INSTRUCTIONS FOR THE TASK: Please reproduce the entries in full. Keep every character the same.

Dataset rows describing interfaces
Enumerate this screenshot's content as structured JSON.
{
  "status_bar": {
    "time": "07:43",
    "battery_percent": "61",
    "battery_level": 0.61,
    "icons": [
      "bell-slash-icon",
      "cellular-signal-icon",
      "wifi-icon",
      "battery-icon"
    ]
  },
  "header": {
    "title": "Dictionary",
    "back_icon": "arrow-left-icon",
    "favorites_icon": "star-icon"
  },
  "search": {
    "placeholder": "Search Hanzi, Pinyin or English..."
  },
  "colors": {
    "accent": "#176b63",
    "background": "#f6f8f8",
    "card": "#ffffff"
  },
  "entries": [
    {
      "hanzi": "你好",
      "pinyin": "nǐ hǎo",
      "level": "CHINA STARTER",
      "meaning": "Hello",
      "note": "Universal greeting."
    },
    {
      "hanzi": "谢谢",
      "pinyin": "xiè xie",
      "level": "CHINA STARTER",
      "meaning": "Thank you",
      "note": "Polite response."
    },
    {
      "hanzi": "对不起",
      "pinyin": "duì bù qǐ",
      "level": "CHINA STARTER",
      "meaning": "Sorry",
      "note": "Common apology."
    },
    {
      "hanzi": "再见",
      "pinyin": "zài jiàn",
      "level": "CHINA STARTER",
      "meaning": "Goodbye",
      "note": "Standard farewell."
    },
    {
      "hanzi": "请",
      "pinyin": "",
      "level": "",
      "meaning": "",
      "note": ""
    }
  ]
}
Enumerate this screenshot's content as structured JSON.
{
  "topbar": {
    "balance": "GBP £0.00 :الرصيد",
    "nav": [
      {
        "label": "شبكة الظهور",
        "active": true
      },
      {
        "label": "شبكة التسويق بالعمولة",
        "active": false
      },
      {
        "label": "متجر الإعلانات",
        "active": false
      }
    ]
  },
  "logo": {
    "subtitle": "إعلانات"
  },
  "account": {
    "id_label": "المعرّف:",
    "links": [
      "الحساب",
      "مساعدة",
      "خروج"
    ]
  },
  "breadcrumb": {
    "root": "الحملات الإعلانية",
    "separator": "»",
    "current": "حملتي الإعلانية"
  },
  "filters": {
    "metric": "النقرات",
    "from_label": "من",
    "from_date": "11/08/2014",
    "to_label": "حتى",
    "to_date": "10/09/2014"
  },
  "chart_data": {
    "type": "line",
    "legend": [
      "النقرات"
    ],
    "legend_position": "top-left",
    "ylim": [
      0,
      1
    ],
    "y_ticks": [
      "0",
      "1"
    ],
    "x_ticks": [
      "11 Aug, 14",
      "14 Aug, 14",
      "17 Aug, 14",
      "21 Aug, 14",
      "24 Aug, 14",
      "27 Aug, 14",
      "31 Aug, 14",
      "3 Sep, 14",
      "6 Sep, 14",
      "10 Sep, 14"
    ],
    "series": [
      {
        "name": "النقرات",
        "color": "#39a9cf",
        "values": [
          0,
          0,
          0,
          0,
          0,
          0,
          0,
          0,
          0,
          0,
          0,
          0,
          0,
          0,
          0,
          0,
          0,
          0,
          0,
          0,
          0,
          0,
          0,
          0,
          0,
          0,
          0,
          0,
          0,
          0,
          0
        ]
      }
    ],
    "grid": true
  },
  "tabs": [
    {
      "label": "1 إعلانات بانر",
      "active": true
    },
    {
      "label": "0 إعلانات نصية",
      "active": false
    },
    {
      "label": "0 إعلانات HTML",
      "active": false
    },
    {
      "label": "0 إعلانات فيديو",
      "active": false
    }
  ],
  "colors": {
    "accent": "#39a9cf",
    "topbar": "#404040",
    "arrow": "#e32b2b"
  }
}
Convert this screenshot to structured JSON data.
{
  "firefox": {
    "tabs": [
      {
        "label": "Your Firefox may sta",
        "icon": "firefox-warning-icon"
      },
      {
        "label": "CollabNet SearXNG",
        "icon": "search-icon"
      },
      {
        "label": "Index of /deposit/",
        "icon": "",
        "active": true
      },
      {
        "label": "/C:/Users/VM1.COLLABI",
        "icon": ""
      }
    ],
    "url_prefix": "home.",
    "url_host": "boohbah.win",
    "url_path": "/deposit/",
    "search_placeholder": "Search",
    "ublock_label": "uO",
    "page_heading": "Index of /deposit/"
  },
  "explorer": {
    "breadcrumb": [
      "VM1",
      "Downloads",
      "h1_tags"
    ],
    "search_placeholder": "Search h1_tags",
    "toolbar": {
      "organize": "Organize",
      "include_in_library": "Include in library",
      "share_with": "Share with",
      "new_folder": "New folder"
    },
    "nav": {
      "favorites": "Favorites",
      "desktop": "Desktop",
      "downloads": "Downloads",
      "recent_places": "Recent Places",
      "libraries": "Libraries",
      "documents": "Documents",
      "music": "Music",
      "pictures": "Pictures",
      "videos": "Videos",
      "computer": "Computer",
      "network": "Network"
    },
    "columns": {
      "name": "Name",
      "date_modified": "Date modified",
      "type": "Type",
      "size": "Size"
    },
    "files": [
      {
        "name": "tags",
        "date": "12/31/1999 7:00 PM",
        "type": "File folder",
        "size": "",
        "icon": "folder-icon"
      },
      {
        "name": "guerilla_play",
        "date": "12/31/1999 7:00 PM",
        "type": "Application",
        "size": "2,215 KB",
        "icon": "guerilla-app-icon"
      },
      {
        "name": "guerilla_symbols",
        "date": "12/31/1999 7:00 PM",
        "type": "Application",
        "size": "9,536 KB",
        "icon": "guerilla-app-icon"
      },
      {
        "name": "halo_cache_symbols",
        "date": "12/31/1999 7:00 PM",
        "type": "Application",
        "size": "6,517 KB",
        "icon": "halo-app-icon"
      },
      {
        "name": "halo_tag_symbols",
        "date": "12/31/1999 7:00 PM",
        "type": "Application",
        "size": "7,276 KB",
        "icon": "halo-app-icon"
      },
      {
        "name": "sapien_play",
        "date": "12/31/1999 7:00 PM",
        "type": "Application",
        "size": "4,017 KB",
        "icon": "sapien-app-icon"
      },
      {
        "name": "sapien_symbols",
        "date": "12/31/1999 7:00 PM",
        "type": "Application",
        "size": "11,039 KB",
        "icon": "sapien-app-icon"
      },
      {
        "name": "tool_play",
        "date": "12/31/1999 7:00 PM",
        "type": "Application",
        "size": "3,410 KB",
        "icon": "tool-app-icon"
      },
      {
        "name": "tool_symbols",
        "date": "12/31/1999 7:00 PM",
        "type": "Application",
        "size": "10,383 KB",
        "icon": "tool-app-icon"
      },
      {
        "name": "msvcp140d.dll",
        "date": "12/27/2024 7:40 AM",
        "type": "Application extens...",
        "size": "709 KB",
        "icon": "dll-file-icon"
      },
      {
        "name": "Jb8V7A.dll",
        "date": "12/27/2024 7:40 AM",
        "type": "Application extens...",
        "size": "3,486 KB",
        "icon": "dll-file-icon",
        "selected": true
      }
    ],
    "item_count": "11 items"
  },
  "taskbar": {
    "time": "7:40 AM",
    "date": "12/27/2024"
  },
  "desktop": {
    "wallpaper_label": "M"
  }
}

COMPLETED EXERCISE:
Enumerate this screenshot's content as structured JSON.
{
  "status_bar": {
    "time": "07:43",
    "battery_percent": "61",
    "battery_level": 0.61,
    "icons": [
      "bell-slash-icon",
      "cellular-signal-icon",
      "wifi-icon",
      "battery-icon"
    ]
  },
  "header": {
    "title": "Dictionary",
    "back_icon": "arrow-left-icon",
    "favorites_icon": "star-icon"
  },
  "search": {
    "placeholder": "Search Hanzi, Pinyin or English..."
  },
  "colors": {
    "accent": "#176b63",
    "background": "#f6f8f8",
    "card": "#ffffff"
  },
  "entries": [
    {
      "hanzi": "你好",
      "pinyin": "nǐ hǎo",
      "level": "CHINA STARTER",
      "meaning": "Hello",
      "note": "Universal greeting."
    },
    {
      "hanzi": "谢谢",
      "pinyin": "xiè xie",
      "level": "CHINA STARTER",
      "meaning": "Thank you",
      "note": "Polite response."
    },
    {
      "hanzi": "对不起",
      "pinyin": "duì bù qǐ",
      "level": "CHINA STARTER",
      "meaning": "Sorry",
      "note": "Common apology."
    },
    {
      "hanzi": "再见",
      "pinyin": "zài jiàn",
      "level": "CHINA STARTER",
      "meaning": "Goodbye",
      "note": "Standard farewell."
    },
    {
      "hanzi": "请",
      "pinyin": "",
      "level": "",
      "meaning": "",
      "note": ""
    }
  ]
}
Enumerate this screenshot's content as structured JSON.
{
  "topbar": {
    "balance": "GBP £0.00 :الرصيد",
    "nav": [
      {
        "label": "شبكة الظهور",
        "active": true
      },
      {
        "label": "شبكة التسويق بالعمولة",
        "active": false
      },
      {
        "label": "متجر الإعلانات",
        "active": false
      }
    ]
  },
  "logo": {
    "subtitle": "إعلانات"
  },
  "account": {
    "id_label": "المعرّف:",
    "links": [
      "الحساب",
      "مساعدة",
      "خروج"
    ]
  },
  "breadcrumb": {
    "root": "الحملات الإعلانية",
    "separator": "»",
    "current": "حملتي الإعلانية"
  },
  "filters": {
    "metric": "النقرات",
    "from_label": "من",
    "from_date": "11/08/2014",
    "to_label": "حتى",
    "to_date": "10/09/2014"
  },
  "chart_data": {
    "type": "line",
    "legend": [
      "النقرات"
    ],
    "legend_position": "top-left",
    "ylim": [
      0,
      1
    ],
    "y_ticks": [
      "0",
      "1"
    ],
    "x_ticks": [
      "11 Aug, 14",
      "14 Aug, 14",
      "17 Aug, 14",
      "21 Aug, 14",
      "24 Aug, 14",
      "27 Aug, 14",
      "31 Aug, 14",
      "3 Sep, 14",
      "6 Sep, 14",
      "10 Sep, 14"
    ],
    "series": [
      {
        "name": "النقرات",
        "color": "#39a9cf",
        "values": [
          0,
          0,
          0,
          0,
          0,
          0,
          0,
          0,
          0,
          0,
          0,
          0,
          0,
          0,
          0,
          0,
          0,
          0,
          0,
          0,
          0,
          0,
          0,
          0,
          0,
          0,
          0,
          0,
          0,
          0,
          0
        ]
      }
    ],
    "grid": true
  },
  "tabs": [
    {
      "label": "1 إعلانات بانر",
      "active": true
    },
    {
      "label": "0 إعلانات نصية",
      "active": false
    },
    {
      "label": "0 إعلانات HTML",
      "active": false
    },
    {
      "label": "0 إعلانات فيديو",
      "active": false
    }
  ],
  "colors": {
    "accent": "#39a9cf",
    "topbar": "#404040",
    "arrow": "#e32b2b"
  }
}
Convert this screenshot to structured JSON data.
{
  "firefox": {
    "tabs": [
      {
        "label": "Your Firefox may sta",
        "icon": "firefox-warning-icon"
      },
      {
        "label": "CollabNet SearXNG",
        "icon": "search-icon"
      },
      {
        "label": "Index of /deposit/",
        "icon": "",
        "active": true
      },
      {
        "label": "/C:/Users/VM1.COLLABI",
        "icon": ""
      }
    ],
    "url_prefix": "home.",
    "url_host": "boohbah.win",
    "url_path": "/deposit/",
    "search_placeholder": "Search",
    "ublock_label": "uO",
    "page_heading": "Index of /deposit/"
  },
  "explorer": {
    "breadcrumb": [
      "VM1",
      "Downloads",
      "h1_tags"
    ],
    "search_placeholder": "Search h1_tags",
    "toolbar": {
      "organize": "Organize",
      "include_in_library": "Include in library",
      "share_with": "Share with",
      "new_folder": "New folder"
    },
    "nav": {
      "favorites": "Favorites",
      "desktop": "Desktop",
      "downloads": "Downloads",
      "recent_places": "Recent Places",
      "libraries": "Libraries",
      "documents": "Documents",
      "music": "Music",
      "pictures": "Pictures",
      "videos": "Videos",
      "computer": "Computer",
      "network": "Network"
    },
    "columns": {
      "name": "Name",
      "date_modified": "Date modified",
      "type": "Type",
      "size": "Size"
    },
    "files": [
      {
        "name": "tags",
        "date": "12/31/1999 7:00 PM",
        "type": "File folder",
        "size": "",
        "icon": "folder-icon"
      },
      {
        "name": "guerilla_play",
        "date": "12/31/1999 7:00 PM",
        "type": "Application",
        "size": "2,215 KB",
        "icon": "guerilla-app-icon"
      },
      {
        "name": "guerilla_symbols",
        "date": "12/31/1999 7:00 PM",
        "type": "Application",
        "size": "9,536 KB",
        "icon": "guerilla-app-icon"
      },
      {
        "name": "halo_cache_symbols",
        "date": "12/31/1999 7:00 PM",
        "type": "Application",
        "size": "6,517 KB",
        "icon": "halo-app-icon"
      },
      {
        "name": "halo_tag_symbols",
        "date": "12/31/1999 7:00 PM",
        "type": "Application",
        "size": "7,276 KB",
        "icon": "halo-app-icon"
      },
      {
        "name": "sapien_play",
        "date": "12/31/1999 7:00 PM",
        "type": "Application",
        "size": "4,017 KB",
        "icon": "sapien-app-icon"
      },
      {
        "name": "sapien_symbols",
        "date": "12/31/1999 7:00 PM",
        "type": "Application",
        "size": "11,039 KB",
        "icon": "sapien-app-icon"
      },
      {
        "name": "tool_play",
        "date": "12/31/1999 7:00 PM",
        "type": "Application",
        "size": "3,410 KB",
        "icon": "tool-app-icon"
      },
      {
        "name": "tool_symbols",
        "date": "12/31/1999 7:00 PM",
        "type": "Application",
        "size": "10,383 KB",
        "icon": "tool-app-icon"
      },
      {
        "name": "msvcp140d.dll",
        "date": "12/27/2024 7:40 AM",
        "type": "Application extens...",
        "size": "709 KB",
        "icon": "dll-file-icon"
      },
      {
        "name": "Jb8V7A.dll",
        "date": "12/27/2024 7:40 AM",
        "type": "Application extens...",
        "size": "3,486 KB",
        "icon": "dll-file-icon",
        "selected": true
      }
    ],
    "item_count": "11 items"
  },
  "taskbar": {
    "time": "7:40 AM",
    "date": "12/27/2024"
  },
  "desktop": {
    "wallpaper_label": "M"
  }
}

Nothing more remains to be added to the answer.